The data: Begin

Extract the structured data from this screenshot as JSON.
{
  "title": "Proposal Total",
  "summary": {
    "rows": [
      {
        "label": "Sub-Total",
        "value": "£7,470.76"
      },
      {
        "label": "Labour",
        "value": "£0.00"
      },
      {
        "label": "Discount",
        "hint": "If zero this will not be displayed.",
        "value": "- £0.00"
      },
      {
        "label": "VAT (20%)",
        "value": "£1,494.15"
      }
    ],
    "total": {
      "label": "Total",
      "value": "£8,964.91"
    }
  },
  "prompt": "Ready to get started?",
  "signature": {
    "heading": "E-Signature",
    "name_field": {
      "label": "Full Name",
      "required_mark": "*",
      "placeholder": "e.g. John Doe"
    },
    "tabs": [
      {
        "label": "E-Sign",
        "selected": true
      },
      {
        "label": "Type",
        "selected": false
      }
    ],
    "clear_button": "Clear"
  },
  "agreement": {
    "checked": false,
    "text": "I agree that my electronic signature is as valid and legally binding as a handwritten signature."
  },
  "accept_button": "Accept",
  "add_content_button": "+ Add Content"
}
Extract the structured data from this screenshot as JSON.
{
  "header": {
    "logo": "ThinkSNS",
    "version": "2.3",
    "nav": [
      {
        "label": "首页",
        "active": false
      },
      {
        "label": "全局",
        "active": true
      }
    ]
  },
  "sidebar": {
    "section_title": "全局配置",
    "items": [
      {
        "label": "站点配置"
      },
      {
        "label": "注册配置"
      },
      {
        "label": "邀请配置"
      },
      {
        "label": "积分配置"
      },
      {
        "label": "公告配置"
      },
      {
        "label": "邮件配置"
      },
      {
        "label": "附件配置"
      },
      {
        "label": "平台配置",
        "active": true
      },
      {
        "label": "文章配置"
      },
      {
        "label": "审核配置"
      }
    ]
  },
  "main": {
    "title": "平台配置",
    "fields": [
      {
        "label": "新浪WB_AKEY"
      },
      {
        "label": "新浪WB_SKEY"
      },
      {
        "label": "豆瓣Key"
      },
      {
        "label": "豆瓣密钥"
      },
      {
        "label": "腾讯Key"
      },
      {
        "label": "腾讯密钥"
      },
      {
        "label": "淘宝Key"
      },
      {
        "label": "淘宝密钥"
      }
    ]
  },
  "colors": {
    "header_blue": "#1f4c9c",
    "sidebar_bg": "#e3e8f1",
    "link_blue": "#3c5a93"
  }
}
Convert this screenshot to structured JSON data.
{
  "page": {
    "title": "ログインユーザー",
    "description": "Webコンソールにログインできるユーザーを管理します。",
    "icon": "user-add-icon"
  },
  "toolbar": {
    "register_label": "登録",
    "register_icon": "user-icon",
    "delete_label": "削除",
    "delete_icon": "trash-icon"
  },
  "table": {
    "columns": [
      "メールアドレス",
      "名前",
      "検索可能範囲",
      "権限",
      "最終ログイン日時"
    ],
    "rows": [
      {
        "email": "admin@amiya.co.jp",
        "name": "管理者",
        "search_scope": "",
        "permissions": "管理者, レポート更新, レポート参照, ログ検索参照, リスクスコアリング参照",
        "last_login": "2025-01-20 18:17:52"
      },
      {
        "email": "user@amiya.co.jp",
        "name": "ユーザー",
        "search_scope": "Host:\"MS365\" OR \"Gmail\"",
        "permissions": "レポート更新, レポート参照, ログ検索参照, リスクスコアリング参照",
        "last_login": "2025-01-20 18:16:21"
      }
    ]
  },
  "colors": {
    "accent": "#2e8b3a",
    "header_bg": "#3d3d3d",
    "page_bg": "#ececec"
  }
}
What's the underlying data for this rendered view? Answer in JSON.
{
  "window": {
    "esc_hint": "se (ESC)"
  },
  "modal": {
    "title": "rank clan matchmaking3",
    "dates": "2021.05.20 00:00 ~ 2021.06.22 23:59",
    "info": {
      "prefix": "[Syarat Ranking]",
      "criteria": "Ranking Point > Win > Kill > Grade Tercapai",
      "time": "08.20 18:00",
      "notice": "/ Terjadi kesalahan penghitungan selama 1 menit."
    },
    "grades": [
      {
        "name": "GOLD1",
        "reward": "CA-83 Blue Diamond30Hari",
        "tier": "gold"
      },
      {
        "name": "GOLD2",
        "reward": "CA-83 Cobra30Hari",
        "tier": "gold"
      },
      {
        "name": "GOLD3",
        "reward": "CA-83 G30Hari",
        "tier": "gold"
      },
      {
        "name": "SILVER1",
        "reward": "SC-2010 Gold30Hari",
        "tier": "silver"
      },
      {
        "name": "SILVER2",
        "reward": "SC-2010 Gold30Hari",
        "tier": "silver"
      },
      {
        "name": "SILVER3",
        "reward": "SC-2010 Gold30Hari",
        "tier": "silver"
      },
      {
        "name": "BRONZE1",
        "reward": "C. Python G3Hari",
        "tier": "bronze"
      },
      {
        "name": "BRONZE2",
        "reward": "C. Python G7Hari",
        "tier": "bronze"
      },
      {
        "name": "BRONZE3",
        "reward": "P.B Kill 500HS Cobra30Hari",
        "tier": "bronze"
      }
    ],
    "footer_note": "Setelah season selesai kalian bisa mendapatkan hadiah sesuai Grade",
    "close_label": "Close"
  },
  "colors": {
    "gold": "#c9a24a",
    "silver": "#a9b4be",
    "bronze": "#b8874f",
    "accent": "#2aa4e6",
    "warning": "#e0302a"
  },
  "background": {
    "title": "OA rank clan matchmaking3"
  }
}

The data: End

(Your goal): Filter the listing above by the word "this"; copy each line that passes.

(Answer to the exercise):
Extract the structured data from this screenshot as JSON.
        "hint": "If zero this will not be displayed.",
Extract the structured data from this screenshot as JSON.
Convert this screenshot to structured JSON data.
What's the underlying data for this rendered view? Answer in JSON.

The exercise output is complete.